Start of Stored data
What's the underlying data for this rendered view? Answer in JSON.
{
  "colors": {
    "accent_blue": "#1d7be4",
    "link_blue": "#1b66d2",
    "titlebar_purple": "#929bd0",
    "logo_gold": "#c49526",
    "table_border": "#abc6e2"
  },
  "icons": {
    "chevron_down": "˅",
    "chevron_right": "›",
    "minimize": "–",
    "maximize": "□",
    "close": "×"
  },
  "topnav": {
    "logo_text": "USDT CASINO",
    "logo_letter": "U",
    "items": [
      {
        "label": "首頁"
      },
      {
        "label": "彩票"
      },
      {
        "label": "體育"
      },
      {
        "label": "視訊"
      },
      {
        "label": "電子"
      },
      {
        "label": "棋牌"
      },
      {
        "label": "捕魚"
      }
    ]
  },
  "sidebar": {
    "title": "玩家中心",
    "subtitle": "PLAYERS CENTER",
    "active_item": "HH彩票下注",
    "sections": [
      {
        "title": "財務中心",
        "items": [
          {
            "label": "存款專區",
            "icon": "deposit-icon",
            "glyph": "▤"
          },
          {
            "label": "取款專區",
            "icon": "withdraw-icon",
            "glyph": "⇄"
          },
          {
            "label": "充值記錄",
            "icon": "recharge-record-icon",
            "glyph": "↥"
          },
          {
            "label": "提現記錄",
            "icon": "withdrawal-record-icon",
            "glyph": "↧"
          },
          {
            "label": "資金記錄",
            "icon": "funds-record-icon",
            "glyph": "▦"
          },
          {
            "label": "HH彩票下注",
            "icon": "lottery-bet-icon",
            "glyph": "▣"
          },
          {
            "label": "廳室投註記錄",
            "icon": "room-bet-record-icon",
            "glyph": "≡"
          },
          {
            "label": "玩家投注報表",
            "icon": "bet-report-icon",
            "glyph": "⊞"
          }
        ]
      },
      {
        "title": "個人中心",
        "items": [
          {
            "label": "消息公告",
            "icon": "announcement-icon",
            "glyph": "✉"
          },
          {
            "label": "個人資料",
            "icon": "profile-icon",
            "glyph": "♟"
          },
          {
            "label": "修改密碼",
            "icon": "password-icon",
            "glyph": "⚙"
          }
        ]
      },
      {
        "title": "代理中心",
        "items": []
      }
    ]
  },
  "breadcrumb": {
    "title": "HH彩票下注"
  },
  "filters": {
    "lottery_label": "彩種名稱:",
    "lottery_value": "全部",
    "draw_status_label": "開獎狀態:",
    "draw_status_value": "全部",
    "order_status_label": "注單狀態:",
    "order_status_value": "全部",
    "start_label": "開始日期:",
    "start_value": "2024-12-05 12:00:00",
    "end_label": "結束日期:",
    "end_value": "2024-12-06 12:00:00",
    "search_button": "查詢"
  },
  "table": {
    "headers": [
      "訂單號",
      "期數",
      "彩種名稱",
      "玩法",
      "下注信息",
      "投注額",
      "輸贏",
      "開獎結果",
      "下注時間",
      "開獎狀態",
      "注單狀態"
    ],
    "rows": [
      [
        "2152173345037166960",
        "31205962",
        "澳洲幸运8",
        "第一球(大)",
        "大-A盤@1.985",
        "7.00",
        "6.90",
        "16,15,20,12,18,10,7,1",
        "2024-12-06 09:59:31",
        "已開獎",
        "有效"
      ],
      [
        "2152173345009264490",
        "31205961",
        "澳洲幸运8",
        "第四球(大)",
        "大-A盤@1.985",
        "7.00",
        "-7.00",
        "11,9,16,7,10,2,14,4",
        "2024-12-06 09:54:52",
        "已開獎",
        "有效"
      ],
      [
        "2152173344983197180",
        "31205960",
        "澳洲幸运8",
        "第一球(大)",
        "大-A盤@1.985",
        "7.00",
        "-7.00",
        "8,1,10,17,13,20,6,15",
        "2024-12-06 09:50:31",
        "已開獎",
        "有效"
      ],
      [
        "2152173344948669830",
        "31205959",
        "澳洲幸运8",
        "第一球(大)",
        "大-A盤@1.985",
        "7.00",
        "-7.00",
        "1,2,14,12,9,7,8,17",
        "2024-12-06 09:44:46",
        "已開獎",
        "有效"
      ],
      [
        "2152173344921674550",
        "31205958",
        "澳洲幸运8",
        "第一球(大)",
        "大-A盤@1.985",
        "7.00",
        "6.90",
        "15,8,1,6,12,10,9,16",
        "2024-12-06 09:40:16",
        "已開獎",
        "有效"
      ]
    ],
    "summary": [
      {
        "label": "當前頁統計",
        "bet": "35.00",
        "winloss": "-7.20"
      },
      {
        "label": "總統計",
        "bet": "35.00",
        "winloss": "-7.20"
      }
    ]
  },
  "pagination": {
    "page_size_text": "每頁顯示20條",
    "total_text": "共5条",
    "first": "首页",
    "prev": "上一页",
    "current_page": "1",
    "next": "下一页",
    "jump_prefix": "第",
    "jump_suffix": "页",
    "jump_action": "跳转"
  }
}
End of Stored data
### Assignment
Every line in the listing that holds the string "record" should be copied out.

### Answer below
            "icon": "recharge-record-icon",
            "icon": "withdrawal-record-icon",
            "icon": "funds-record-icon",
            "icon": "room-bet-record-icon",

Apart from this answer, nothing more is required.